Tea at 10K
So I’ve harassed other peoples threads long enough, I reckon it’s time I start my own.
A little about me, I’m an avid backpacker, and take my backpacking as serious as I do my tea. And I’m a light-weight packer, by this I mean I can spend a week in the back country with a back that weighs 30lbs or less, yes that includes food and 56 oz of water. I tell you this so you keep in mind I don’t like packing anything beyond the necessities, even for tea.
Now my problem is that I’ve never been able to combine my love for fine teas and backpacking, too many logistical challenges and its not like their is a huge market for that kind of tea-ware. So I take bagged tea, one of the few times I willing drink tea from a tea bag, and like it :).
So I was pleasantly surprised when I walked into my local REI today, shopping for a 3 day trip I am going on this weekend, and saw four different tea brewing products designed for backpackers. Needless to say the other customers probably didn’t understand singing “celebrate good times” and did a little dance.
So I was curious if their are any fellow backpackers here on steepster, how do you get your tea fix when your in the backcountry? And a side question what is the highest elevation you’ve enjoyed a cup of tea at?
Mine is 10K, now this is probably not fair since I used to live at that elevation.
Cheers and Have a Great Weekend!
I am a very clumsy backpacker. The only thing I like about backpacking is it can take me to places where I can’t get by other means. But all the walking and carrying (and no bath room no shower…) is quite tough for me. So I’ve never carried tea with me on backpacking trips, not even coffee. My fellow backpackers are not tea drinkers. So far what’s seen on the campground is only alcohol :-p
But I will see what interesting methods people would use! So far the easiest I could think of is cold brewing. I don’t really feel like to take tea after three days no shower :-p But it’s just me. I feel I wasn’t born for backpacking, but just got dragged into it.
My highest elevation of tea drinking is in Yunnan, Lijiang. I guess it’s sort of 9-10k. But I guess the tea was boiled on stove-top, and it was sort of puerh+herbs, as I later figured out.
Can I ask what the products that you saw in REI were? Are they on the website? My tea obsession is only a little over a year old, so I haven’t spent any time trying to enjoy my tea in the wilderness yet. I’m not a backpacker, but I do camp for ~2 month stretches when I am on paleontological expeditions, and your topic has gotten me to thinking what I would do about tea during that time. I have drunk tea during expeditions, but usually just the crappy local tea bags (even worse than American), and I’m not sure I’ll want to go back to that next summer. I’m not limited by weight, but I would need some quick and non-fussy method. Of course my other problem is heat: any tea I brought with me would inevitably be subjected to very extreme heat during the day, so I’m probably better off sticking to not my favorites!

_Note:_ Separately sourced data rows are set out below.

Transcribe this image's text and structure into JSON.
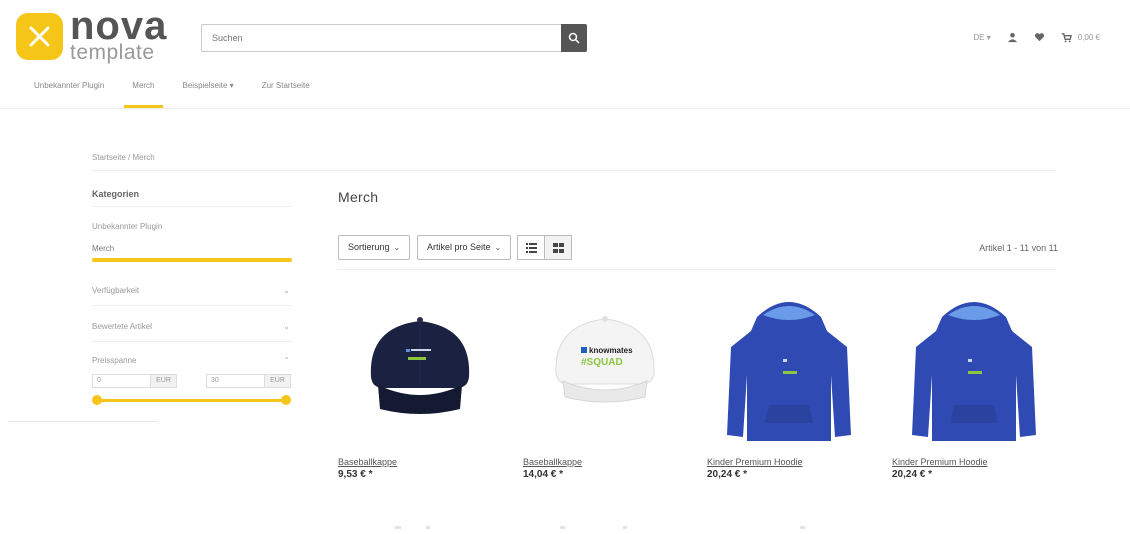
{
  "header": {
    "logo_word": "nova",
    "logo_sub": "template",
    "search_placeholder": "Suchen",
    "lang": "DE",
    "cart_total": "0,00 €"
  },
  "nav": {
    "items": [
      {
        "label": "Unbekannter Plugin"
      },
      {
        "label": "Merch"
      },
      {
        "label": "Beispielseite"
      },
      {
        "label": "Zur Startseite"
      }
    ]
  },
  "breadcrumb": "Startseite / Merch",
  "sidebar": {
    "title": "Kategorien",
    "categories": [
      "Unbekannter Plugin",
      "Merch"
    ],
    "filters": [
      "Verfügbarkeit",
      "Bewertete Artikel",
      "Preisspanne"
    ],
    "price_min": "0",
    "price_max": "30",
    "currency_unit": "EUR"
  },
  "main": {
    "title": "Merch",
    "sort_label": "Sortierung",
    "per_page_label": "Artikel pro Seite",
    "count_text": "Artikel 1 - 11 von 11"
  },
  "products": [
    {
      "name": "Baseballkappe",
      "price": "9,53 € *",
      "image": "navy-baseball-cap",
      "brand": "knowmates",
      "tag": "#SQUAD",
      "color": "#1b2140"
    },
    {
      "name": "Baseballkappe",
      "price": "14,04 € *",
      "image": "white-baseball-cap",
      "brand": "knowmates",
      "tag": "#SQUAD",
      "color": "#f4f4f4"
    },
    {
      "name": "Kinder Premium Hoodie",
      "price": "20,24 € *",
      "image": "blue-hoodie",
      "brand": "knowmates",
      "tag": "#SQUAD",
      "color": "#2f4bb3"
    },
    {
      "name": "Kinder Premium Hoodie",
      "price": "20,24 € *",
      "image": "blue-hoodie",
      "brand": "knowmates",
      "tag": "#SQUAD",
      "color": "#2f4bb3"
    }
  ],
  "colors": {
    "accent": "#f5c518",
    "text": "#333333"
  }
}
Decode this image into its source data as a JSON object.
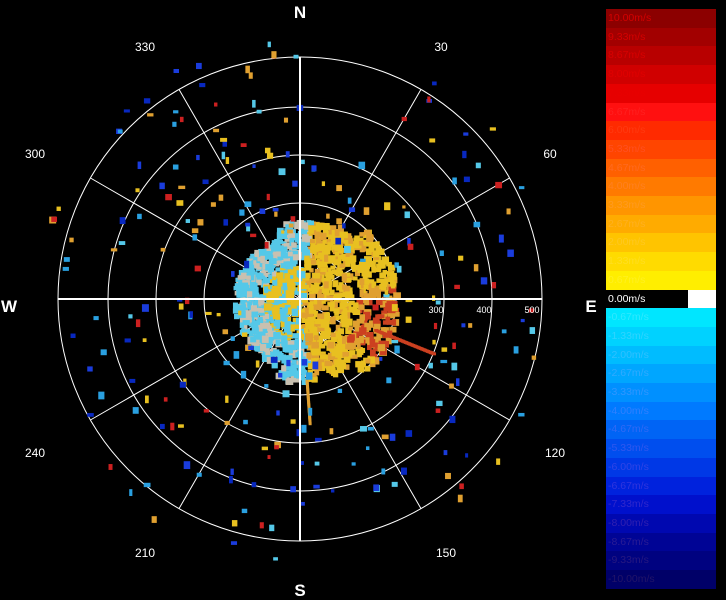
{
  "compass": {
    "n": "N",
    "e": "E",
    "s": "S",
    "w": "W"
  },
  "angles": [
    "30",
    "60",
    "120",
    "150",
    "210",
    "240",
    "300",
    "330"
  ],
  "range_labels": [
    "300",
    "400",
    "500"
  ],
  "legend": [
    {
      "label": "10.00m/s",
      "color": "#8c0000",
      "text": "#d40000"
    },
    {
      "label": "9.33m/s",
      "color": "#a20000",
      "text": "#d40000"
    },
    {
      "label": "8.67m/s",
      "color": "#b80000",
      "text": "#d80000"
    },
    {
      "label": "8.00m/s",
      "color": "#d00000",
      "text": "#e00000"
    },
    {
      "label": "7.33m/s",
      "color": "#e60000",
      "text": "#e80000"
    },
    {
      "label": "6.67m/s",
      "color": "#ff1010",
      "text": "#ff2020"
    },
    {
      "label": "6.00m/s",
      "color": "#ff2a00",
      "text": "#ff3a10"
    },
    {
      "label": "5.33m/s",
      "color": "#ff4500",
      "text": "#ff5020"
    },
    {
      "label": "4.67m/s",
      "color": "#ff6000",
      "text": "#ff6a20"
    },
    {
      "label": "4.00m/s",
      "color": "#ff7a00",
      "text": "#ff8020"
    },
    {
      "label": "3.33m/s",
      "color": "#ff9500",
      "text": "#ff9a20"
    },
    {
      "label": "2.67m/s",
      "color": "#ffab00",
      "text": "#ffb020"
    },
    {
      "label": "2.00m/s",
      "color": "#ffc400",
      "text": "#ffc820"
    },
    {
      "label": "1.33m/s",
      "color": "#ffdb00",
      "text": "#ffde20"
    },
    {
      "label": "0.67m/s",
      "color": "#ffee00",
      "text": "#fff020"
    },
    {
      "label": "0.00m/s",
      "color": "#ffffff",
      "text": "#ffffff"
    },
    {
      "label": "-0.67m/s",
      "color": "#00e6ff",
      "text": "#30e8ff"
    },
    {
      "label": "-1.33m/s",
      "color": "#00d2ff",
      "text": "#30d4ff"
    },
    {
      "label": "-2.00m/s",
      "color": "#00bcff",
      "text": "#30c0ff"
    },
    {
      "label": "-2.67m/s",
      "color": "#00a6ff",
      "text": "#30aaff"
    },
    {
      "label": "-3.33m/s",
      "color": "#0090ff",
      "text": "#3096ff"
    },
    {
      "label": "-4.00m/s",
      "color": "#007aff",
      "text": "#3080ff"
    },
    {
      "label": "-4.67m/s",
      "color": "#0064f5",
      "text": "#306af5"
    },
    {
      "label": "-5.33m/s",
      "color": "#004eee",
      "text": "#3058ee"
    },
    {
      "label": "-6.00m/s",
      "color": "#0038e6",
      "text": "#3045e6"
    },
    {
      "label": "-6.67m/s",
      "color": "#0022dd",
      "text": "#3035dd"
    },
    {
      "label": "-7.33m/s",
      "color": "#0010cc",
      "text": "#3028cc"
    },
    {
      "label": "-8.00m/s",
      "color": "#0008b0",
      "text": "#3020b0"
    },
    {
      "label": "-8.67m/s",
      "color": "#000495",
      "text": "#2a1c95"
    },
    {
      "label": "-9.33m/s",
      "color": "#000280",
      "text": "#261880"
    },
    {
      "label": "-10.00m/s",
      "color": "#000068",
      "text": "#221468"
    }
  ],
  "colors": {
    "grid": "#ffffff",
    "approach_light": "#55c8e8",
    "approach_mid": "#2aa0e0",
    "recede_yellow": "#e8c020",
    "recede_orange": "#e0a030",
    "recede_red": "#cc4020",
    "neutral_gray": "#c8c0b0"
  }
}
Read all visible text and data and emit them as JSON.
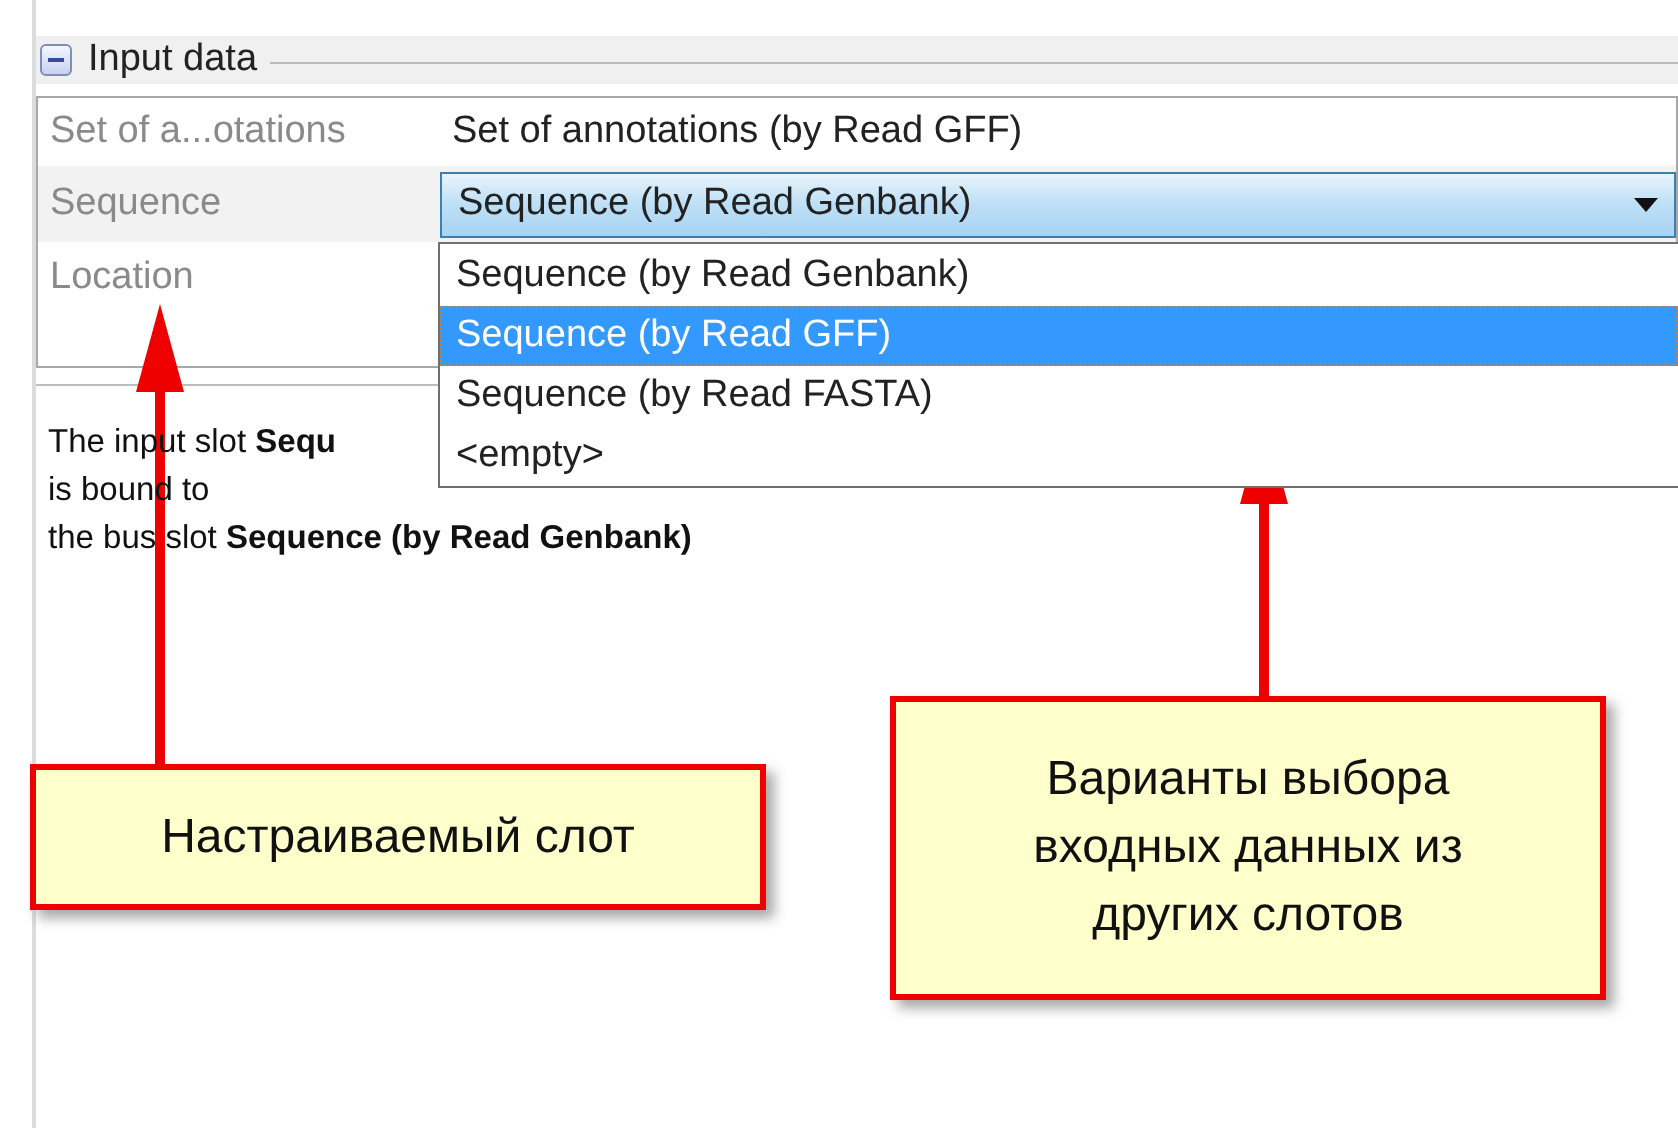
{
  "group": {
    "title": "Input data",
    "expanded": true
  },
  "properties": [
    {
      "label": "Set of a...otations",
      "kind": "text",
      "value": "Set of annotations (by Read GFF)",
      "selected": false
    },
    {
      "label": "Sequence",
      "kind": "combo",
      "value": "Sequence (by Read Genbank)",
      "selected": true
    },
    {
      "label": "Location",
      "kind": "empty",
      "selected": false
    }
  ],
  "dropdown": {
    "options": [
      {
        "label": "Sequence (by Read Genbank)",
        "selected": false
      },
      {
        "label": "Sequence (by Read GFF)",
        "selected": true
      },
      {
        "label": "Sequence (by Read FASTA)",
        "selected": false
      },
      {
        "label": "<empty>",
        "selected": false
      }
    ]
  },
  "description": [
    "The input slot **Sequ**",
    "is bound to",
    "the bus slot **Sequence (by Read Genbank)**"
  ],
  "callouts": [
    {
      "text": "Настраиваемый слот"
    },
    {
      "text": "Варианты выбора входных данных из других слотов"
    }
  ]
}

The highest elevation that I know I’ve had tea is only about 2k
When I went camping, all I could figure out was that matcha shaken vigorously in a water bottle actually tastes decent, and does foam up a little as well.
It’s good to know there are options out there besides that!
I think these are what STS mentioned about REI tea gears?
And for Canadians, here are from MEC (a lot of them are actually for coffee though)
old topic i’m drudging up!
i enjoy trail running which means i tend to camp overnight, and then run, and then camp overnight, and then run… you get the idea.
but since if i do hike in, it’s not usually very far, i am not necessarily a lightweight packer.
i will still find room for the tea essentials no matter what. and i usually have a mini stove with me for heating water. that way i can make some tea quickly first thing in the morning, and then start a fire for lunch and relaxation after i get back from my long run. i guess tea is part of running for me.
(also i will admit, when it comes to trail running, sometimes the mountains and hills make it much more like a hike than a run hah)
When I saw the title of this thread I thought it was about drinking tea before or after a 10k (6.1 mile)race!
I don’t climb but beside running, I do sometimes hike and travel a lot. In many restaurant supply stores you can find small (10z, 3-4 in) stainless steel teapots imported from China. Before heading out, I fill a plastic baggy with leaves of my tea of choice, scrunch it into the metal pot and put it into my pack or luggage. Then I always have a portable, indistructable tea pot with me so that I’m never reduced to using bags when hiking or traveling.